From sunrise to sunset, Saturday and Sunday, youth hunters have their shot at bagging pheasants or quail before adult hunters take to the fields Nov. 10. It’s the annual Kansas youth pheasant and quail hunting season, Nov. 3 and 4, for youth age 16 and under. Youth under the age of 16, accompanied by an adult mentor, can hunt for free all over the state. Brian Hanzlick, Barton County conservation officer, said while there were no organized youth hunts locally, the youth season offers a great opportunity for parents to pass on their love of hunting to their children, and keep the sport of hunting vibrant and alive.
But, with numbers of birds down as much as 40 percent following two years of drought, should there even be a hunting season this year? Wouldn’t it be better to allow numbers to build again?
“It’s hard to stop a hunting season,” Hanzlick said. “Honestly, sportsmen are going to regulate it.” For many families and groups of friends, the annual pheasant hunt has become a multigenerational tradition.
“You’ve got guys out there who have hunted together for 30 years or more, and have gotten their children and their grandchildren involved,” he said. “Even in a good season, if they get some birds, they’re tickled, but the main draw is spending time together, enjoying the outdoors. For some, its like a reunion.”

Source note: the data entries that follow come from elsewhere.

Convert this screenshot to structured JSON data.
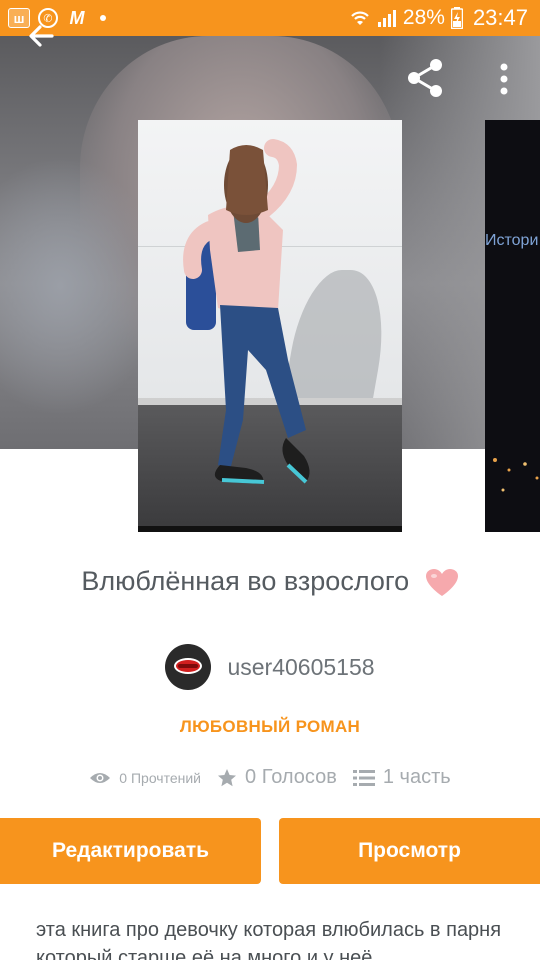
{
  "status_bar": {
    "battery_percent": "28%",
    "time": "23:47"
  },
  "book": {
    "title": "Влюблённая во взрослого",
    "author": "user40605158",
    "genre": "ЛЮБОВНЫЙ РОМАН",
    "reads": "0 Прочтений",
    "votes": "0 Голосов",
    "parts": "1 часть",
    "description": "эта книга про девочку которая влюбилась в парня который старше её на много и у неё"
  },
  "next_cover": {
    "text": "Истори"
  },
  "actions": {
    "edit_label": "Редактировать",
    "view_label": "Просмотр"
  },
  "colors": {
    "accent": "#f7941d",
    "title_text": "#555b60",
    "muted_text": "#a6abaf"
  },
  "icons": {
    "back": "arrow-left-icon",
    "share": "share-icon",
    "more": "more-vert-icon",
    "heart": "heart-emoji-icon",
    "views": "eye-icon",
    "votes": "star-icon",
    "parts": "list-icon"
  }
}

Wildlife biologist Charlie Swank said there are indeed birds out there. Many are carry-over from last year, which means they’ll be wise to the sound of a car door slamming.
“It’s called hunting for a reason,” he said. “These kids are going to have to hunt. It isn’t going to be easy, but they have a fairly good opportunity to get a bird.” The weather will be good, and cool enough for dogs to work well too, he said.
The Kansas Department of Wildlife, Parks and Tourism website lists these requirements for the youth pheasant and quail season this weekend:
1. Resident youth 15 and younger do not need anything other than an adult supervisor to hunt during the youth season. Hunter education certification is recommended but not necessary as long as the youth hunts under adult supervision. Sixteen-year-old hunters need a hunting license and hunter education is required to purchase a hunting license, unless they opt for the apprentice license.
2. Anyone 16 or older who has not completed an approved hunter education course may purchase an apprentice license, which is a one-time deferral of the hunter education requirement. Adult supervision is required at all times for an apprentice license holder, even during the regular season.
3. Daily bag limits during the youth pheasant and quail season are half those of the regular season; 2 rooster pheasants and 4 quail.
4.An annual resident hunting license is $20.50. However, resident youth age 16-21 qualify for a multi-year hunting license, which is valid through the year they turn 21. It’s a bargain at $42.50 for the hunting license and $72.50 for the combination hunting/fishing license.